Cube concepts  (Peter Bell, Aug 1995)
Early game blitzes  (kruidenbuiltje, Jan 2011)
Early-late ratio  (Tom Keith, Sept 2003)
Endgame close out: Michael's 432 rule  (Michael Bo Hansen+, Feb 1998)
Endgame close out: Spleischft formula  (Simon Larsen, Sept 1999)
Endgame closeout: win percentages  (David Rubin+, Oct 2010)
Evaluating the position  (Daniel Murphy, Feb 2001)
Evaluating the position  (Daniel Murphy, Mar 2000)
How does rake affect cube actions?  (Paul Epstein+, Sept 2005)
How to use the doubling cube  (Michael J. Zehr, Nov 1993)
Liveliness of the cube  (Kit Woolsey, Apr 1997)
PRAT--Position, Race, and Threats  (Alan Webb, Feb 2001)
Playing your opponent  (Morris Pearl+, Jan 2002)
References  (Chuck Bower, Nov 1997)
Robertie's rule  (Chuck Bower, Sept 2006)
Rough guidelines  (Michael J. Zehr, Dec 1993)
Tells  (Tad Bright+, Nov 2003)
The take/pass decision  (Otis+, Aug 2007)
Too good to double  (Michael J. Zehr, May 1997)
Too good to double--Janowski's formula  (Chuck Bower, Jan 1997)
Value of an ace-point game  (Raccoon+, June 2006)
Value of an ace-point game  (Øystein Johansen, Aug 2000)
Volatility  (Chuck Bower, Oct 1998)
Volatility  (Kit Woolsey, Sept 1996)
When to accept a double  (Daniel Murphy+, Feb 2001)
When to beaver  (Walter Trice, Aug 1999)
When to double  (Kit Woolsey, Nov 1994)
With the Jacoby rule  (KL Gerber+, Nov 2002)
With the Jacoby rule  (Gary Wong, Dec 1997)
Woolsey's law  (PersianLord+, Mar 2008)
Woolsey's law  (Kit Woolsey, Sept 1996)
Words of wisdom  (Chris C., Dec 2003)

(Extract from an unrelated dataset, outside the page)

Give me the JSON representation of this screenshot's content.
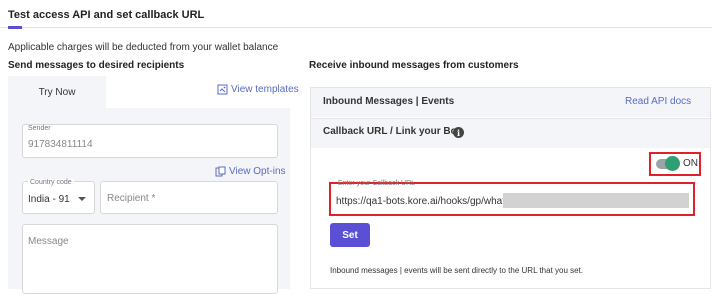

 From GammOnLine         Long message         Recommended reading         Recent addition

 Book Suggestions Books Cheating Chouettes Computer Dice Cube Handling Cube Handling in Races Equipment Etiquette Extreme Gammon Fun and frustration GNU Backgammon History Jellyfish Learning Luck versus Skill Magazines & E-zines Match Archives Match Equities Match Play Match Play at 2-away/2-away Miscellaneous Opening Rolls Pip Counting Play Sites Probability and Statistics Programming Propositions Puzzles Ratings Rollouts Rules Rulings Snowie Software Source Code Strategy--Backgames Strategy--Bearing Off Strategy--Checker play Terminology Theory Tournaments Uncategorized Variations

Return to:  Backgammon Galore : Forum Archive Main Page